Made rich beyond any man’s wildest dreams through wise investments and the booming steel industry, Andrew Carnegie sought to share his wealth to advance knowledge and education. Over his lifetime, Carnegie had contributed to just causes associated with literature, education, and the arts. In 1901, he became interested in science.
America’s top minds immediately sprung into action, bombarding Carnegie with hundreds of different opinions about how to donate his money. Initially, Carnegie planned to fund a great new American university for science, but after a meeting with Daniel C. Gilman, the soon to be named President of the Carnegie Institution of Washington, and John S. Billings on November 16, 1901, he changed his emphasis from education to research and postgraduate training. On December 2, Carnegie formally announced the future gift of ten million dollars for a scientific institution in Washington, DC.

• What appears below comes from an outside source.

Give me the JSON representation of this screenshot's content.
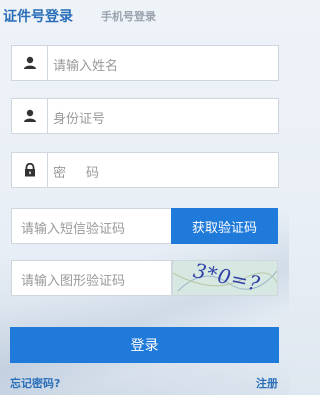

It took the Earth scientists only two weeks to respond. On December 16, 1901, George F. Becker, the then director of the physical laboratory at the U. S. Geological Survey, submitted an outline for a geophysical laboratory entitled “Concerning the Geophysical Laboratory” to Charles D. Walcott, who was soon to be appointed Secretary of the Carnegie Institution's Board of Trustees. More detailed proposals were submitted the following year by the Advisory Committee on Geophysics for the Carnegie Institution of Washington and the "Committee of Eight." By the end of 1903, the Advisory Committee on Geophysics agreed on and published a set of specific plans for staff, building design, budget, and organization for the proposed laboratory. With almost every detail arranged and accounted for, the Trustees officially approved and established the Geophysical Laboratory of the Carnegie Institution of Washington on December 12, 1905.
Programs in volcanology, seismology, high-pressure research, and experimental petrology followed in the 1910s and '20s, driven by great contributions by such renowned Laboratory staff members as N. L. Bowen, H. S. Washington, and G. W. Morey. Crystal structure determinations using x-ray diffraction were initiated in 1919 under R. W. G. Wyckoff. Upon Philip Abelson's arrival as director in 1953, the Geophysical Laboratory broadened its investigations to include biogeochemistry. In the 1970s and '80s, a flourishing mineral physics program was begun. In the 1990s, its program expanded to areas of materials physics and microbiology, with a focus on extreme environments.
From 1906 to 1907, architects, designers, and construction workers labored tirelessly until the laboratory was finished at the Upton Street campus in northwest Washington, DC in June of 1907. The total cost exceeded $300,000. Under the watchful eyes of Director Arthur L. Day, the Geophysical Laboratory flourished and rapidly established a reputation for excellence in physical-chemical studies of rocks and minerals. This tradition of excellence has proved a trend over the last one hundred years.
In 1990, the Geophysical Laboratory co-located with Carnegie's Department of Terrestrial Magnetism on its current site on Broad Branch Road in Northwest Washington, D.C. The move proved advantageous, facilitating cooperation between the Department of Terrestrial Magnetism and Geophysical Laboratory scientists for experimental and theoretical purposes.
In 2020, the Geophysical Laboratory merged with the Department of Terrestrial Magnetism to form the Earth and Planets Laboratory.
The Geophysical Laboratory was established by the Carnegie Institution in 1905 as a center for experimental investigations of rocks and minerals and the physics and chemistry of the Earth’s interior. For over a hundred years the Laboratory has been at the forefront of high-pressure and high-temperature research. This site highlights notable scientists and research programs from the Laboratory’s first half-century.
For more on GL's history, please enjoy this Library page which includes more photos and a timeline. - Jennifer Smith, summer intern, 2005
For over one hundred years, the Geophysical Laboratory and Department of Terrestrial Magnetism pioneered the development of advanced instrumentation for scientific research. Preserved in their archives in Washington, DC is a rich visual legacy of their first fifty years: a collection of five thousand historic photographs of instruments and apparatus used in geophysics, atomic physics, and astronomy. Together with supporting field and laboratory documentation in the archives, these images provide an exceptional resource for the study of early 20th Century science. "Observing Earth and Atom" presents some outstanding examples from the photograph collection.